Which lines in the records below contain the word "this"? Return each of them.

__MATERIAL TO PROCESS__
════════
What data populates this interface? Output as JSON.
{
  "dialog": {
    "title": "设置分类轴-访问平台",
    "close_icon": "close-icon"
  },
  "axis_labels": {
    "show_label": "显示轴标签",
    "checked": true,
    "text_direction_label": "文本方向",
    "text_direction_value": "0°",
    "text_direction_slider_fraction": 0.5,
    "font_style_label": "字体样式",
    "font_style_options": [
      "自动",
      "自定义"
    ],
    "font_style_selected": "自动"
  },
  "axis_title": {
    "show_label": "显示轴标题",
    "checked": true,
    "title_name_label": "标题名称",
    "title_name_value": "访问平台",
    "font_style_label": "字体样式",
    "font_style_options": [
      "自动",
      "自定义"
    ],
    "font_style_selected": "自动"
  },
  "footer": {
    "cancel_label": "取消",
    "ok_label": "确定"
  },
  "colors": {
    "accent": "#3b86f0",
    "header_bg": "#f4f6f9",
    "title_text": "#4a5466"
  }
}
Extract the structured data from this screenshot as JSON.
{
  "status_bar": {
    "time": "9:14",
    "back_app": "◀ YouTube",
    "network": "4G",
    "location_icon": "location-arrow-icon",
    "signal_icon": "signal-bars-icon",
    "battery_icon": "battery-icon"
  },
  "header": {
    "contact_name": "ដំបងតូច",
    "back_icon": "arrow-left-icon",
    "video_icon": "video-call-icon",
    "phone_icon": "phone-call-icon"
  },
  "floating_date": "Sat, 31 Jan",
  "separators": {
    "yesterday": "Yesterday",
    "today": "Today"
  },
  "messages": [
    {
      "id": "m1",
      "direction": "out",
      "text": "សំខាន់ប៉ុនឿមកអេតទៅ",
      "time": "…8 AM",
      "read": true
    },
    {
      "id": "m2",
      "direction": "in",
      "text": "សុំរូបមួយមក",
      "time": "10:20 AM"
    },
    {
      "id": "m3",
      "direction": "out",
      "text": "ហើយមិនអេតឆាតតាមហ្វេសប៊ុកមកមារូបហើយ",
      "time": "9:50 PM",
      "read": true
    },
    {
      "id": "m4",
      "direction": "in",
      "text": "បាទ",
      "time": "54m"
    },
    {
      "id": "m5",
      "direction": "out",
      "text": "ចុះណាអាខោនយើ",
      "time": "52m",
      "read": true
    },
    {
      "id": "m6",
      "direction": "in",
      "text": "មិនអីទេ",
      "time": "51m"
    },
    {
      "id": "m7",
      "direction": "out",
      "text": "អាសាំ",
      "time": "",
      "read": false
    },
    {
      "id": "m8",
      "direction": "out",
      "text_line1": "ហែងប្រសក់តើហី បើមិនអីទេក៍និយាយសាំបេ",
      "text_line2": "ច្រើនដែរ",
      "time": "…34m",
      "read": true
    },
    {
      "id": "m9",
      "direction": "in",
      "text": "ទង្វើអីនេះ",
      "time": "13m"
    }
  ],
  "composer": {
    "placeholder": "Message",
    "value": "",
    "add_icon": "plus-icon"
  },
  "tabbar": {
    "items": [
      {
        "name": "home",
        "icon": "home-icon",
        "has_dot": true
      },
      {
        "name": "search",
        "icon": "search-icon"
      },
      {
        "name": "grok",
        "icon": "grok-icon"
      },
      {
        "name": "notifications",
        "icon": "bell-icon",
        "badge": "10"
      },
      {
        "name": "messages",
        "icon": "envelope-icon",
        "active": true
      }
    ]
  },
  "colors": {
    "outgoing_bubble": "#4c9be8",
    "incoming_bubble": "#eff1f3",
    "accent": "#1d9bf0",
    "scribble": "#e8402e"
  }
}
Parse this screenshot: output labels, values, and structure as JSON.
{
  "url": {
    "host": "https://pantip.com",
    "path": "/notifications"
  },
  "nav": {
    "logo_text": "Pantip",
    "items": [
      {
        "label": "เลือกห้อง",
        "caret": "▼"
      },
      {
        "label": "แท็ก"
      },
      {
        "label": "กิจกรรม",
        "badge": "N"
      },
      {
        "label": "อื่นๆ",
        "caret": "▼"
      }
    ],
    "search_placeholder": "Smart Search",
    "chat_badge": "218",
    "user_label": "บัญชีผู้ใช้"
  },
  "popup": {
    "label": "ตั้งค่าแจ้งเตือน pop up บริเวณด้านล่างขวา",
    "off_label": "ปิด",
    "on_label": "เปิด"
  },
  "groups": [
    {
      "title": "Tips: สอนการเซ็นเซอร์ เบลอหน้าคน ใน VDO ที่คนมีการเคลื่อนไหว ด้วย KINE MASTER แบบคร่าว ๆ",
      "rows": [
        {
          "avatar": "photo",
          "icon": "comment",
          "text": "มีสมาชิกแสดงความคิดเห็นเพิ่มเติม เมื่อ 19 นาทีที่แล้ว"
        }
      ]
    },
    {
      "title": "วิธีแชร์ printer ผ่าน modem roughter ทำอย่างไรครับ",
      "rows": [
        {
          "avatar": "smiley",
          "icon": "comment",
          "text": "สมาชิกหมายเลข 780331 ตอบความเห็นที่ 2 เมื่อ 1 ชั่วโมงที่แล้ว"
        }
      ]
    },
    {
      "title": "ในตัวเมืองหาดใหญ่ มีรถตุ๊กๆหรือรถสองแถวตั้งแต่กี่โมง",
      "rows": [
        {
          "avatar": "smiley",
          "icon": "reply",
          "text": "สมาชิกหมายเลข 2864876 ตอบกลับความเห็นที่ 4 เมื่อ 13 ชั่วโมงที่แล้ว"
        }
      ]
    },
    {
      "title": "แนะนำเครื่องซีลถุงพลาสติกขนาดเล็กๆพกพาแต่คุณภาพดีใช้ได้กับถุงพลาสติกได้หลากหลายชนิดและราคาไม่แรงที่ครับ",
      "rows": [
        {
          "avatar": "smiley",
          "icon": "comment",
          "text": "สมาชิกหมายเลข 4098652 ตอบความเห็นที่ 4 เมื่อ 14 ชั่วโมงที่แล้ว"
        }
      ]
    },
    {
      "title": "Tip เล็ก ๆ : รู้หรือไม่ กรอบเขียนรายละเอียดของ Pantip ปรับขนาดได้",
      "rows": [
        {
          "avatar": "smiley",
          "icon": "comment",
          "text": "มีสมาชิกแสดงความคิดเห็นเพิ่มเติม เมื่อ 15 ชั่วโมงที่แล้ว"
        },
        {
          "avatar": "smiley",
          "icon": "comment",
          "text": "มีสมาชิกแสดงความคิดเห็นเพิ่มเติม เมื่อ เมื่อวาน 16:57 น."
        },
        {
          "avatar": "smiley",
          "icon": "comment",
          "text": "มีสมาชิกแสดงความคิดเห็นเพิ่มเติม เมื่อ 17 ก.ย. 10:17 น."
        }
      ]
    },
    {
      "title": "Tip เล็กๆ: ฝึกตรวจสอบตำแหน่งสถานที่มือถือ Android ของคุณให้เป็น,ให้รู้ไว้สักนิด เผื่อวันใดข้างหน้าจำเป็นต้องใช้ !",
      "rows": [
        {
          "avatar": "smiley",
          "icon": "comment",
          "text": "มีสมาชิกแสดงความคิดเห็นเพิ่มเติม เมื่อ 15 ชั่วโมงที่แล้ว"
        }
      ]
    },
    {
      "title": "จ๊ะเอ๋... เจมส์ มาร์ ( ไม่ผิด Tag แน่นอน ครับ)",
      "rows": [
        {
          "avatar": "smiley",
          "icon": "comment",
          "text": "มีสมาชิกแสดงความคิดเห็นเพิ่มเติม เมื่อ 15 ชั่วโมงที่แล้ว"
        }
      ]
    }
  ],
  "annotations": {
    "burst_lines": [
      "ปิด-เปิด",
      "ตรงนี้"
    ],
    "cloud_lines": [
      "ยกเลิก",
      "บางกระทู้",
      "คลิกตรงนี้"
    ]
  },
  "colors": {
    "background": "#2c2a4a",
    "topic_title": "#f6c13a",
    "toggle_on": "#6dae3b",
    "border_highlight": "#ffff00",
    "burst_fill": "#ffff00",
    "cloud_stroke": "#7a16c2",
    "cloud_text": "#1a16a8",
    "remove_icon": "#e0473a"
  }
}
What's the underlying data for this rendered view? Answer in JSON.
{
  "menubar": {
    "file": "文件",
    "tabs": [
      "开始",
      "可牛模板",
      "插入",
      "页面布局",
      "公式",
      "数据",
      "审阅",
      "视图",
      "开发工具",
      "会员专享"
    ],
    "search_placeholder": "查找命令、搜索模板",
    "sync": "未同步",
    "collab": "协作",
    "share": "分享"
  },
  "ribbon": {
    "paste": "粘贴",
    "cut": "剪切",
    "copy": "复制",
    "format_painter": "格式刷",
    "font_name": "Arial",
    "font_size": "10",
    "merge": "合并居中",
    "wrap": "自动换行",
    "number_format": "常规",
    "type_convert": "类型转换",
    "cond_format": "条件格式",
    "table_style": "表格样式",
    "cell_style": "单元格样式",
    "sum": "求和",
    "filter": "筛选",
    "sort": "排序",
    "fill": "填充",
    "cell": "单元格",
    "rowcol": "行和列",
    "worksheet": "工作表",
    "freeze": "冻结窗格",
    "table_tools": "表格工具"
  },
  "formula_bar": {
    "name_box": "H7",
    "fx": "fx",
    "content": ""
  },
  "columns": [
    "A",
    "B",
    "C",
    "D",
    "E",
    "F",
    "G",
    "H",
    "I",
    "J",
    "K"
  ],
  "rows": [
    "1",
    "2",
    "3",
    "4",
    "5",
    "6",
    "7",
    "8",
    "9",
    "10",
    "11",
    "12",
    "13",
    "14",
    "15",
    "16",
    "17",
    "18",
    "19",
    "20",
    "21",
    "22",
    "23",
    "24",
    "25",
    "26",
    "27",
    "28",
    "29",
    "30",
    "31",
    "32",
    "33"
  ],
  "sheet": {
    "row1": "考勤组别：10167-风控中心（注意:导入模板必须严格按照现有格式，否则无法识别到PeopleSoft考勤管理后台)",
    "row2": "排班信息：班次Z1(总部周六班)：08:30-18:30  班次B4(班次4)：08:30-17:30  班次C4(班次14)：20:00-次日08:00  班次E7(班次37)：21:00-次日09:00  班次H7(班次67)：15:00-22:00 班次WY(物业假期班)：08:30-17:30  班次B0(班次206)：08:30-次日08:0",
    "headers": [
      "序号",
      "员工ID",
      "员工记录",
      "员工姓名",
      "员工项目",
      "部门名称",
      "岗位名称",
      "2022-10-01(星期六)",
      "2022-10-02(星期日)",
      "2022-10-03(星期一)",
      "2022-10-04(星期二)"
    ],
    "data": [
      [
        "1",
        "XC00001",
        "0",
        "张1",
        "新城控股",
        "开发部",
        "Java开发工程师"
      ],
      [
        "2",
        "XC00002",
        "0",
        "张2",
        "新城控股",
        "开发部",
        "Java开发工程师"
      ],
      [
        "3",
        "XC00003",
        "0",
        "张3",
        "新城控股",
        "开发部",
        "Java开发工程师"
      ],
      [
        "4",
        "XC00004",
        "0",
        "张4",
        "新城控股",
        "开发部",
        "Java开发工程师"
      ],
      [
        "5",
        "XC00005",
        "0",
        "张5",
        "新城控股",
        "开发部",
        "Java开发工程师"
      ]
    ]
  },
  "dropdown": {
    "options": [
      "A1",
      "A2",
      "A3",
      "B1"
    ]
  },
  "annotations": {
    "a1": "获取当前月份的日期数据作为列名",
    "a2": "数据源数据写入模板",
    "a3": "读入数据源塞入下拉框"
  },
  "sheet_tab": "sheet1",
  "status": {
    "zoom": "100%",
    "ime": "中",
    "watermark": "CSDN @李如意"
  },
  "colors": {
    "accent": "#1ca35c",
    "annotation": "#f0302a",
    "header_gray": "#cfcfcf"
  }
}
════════
__TASK OUTPUT__
What data populates this interface? Output as JSON.
Extract the structured data from this screenshot as JSON.
Parse this screenshot: output labels, values, and structure as JSON.
What's the underlying data for this rendered view? Answer in JSON.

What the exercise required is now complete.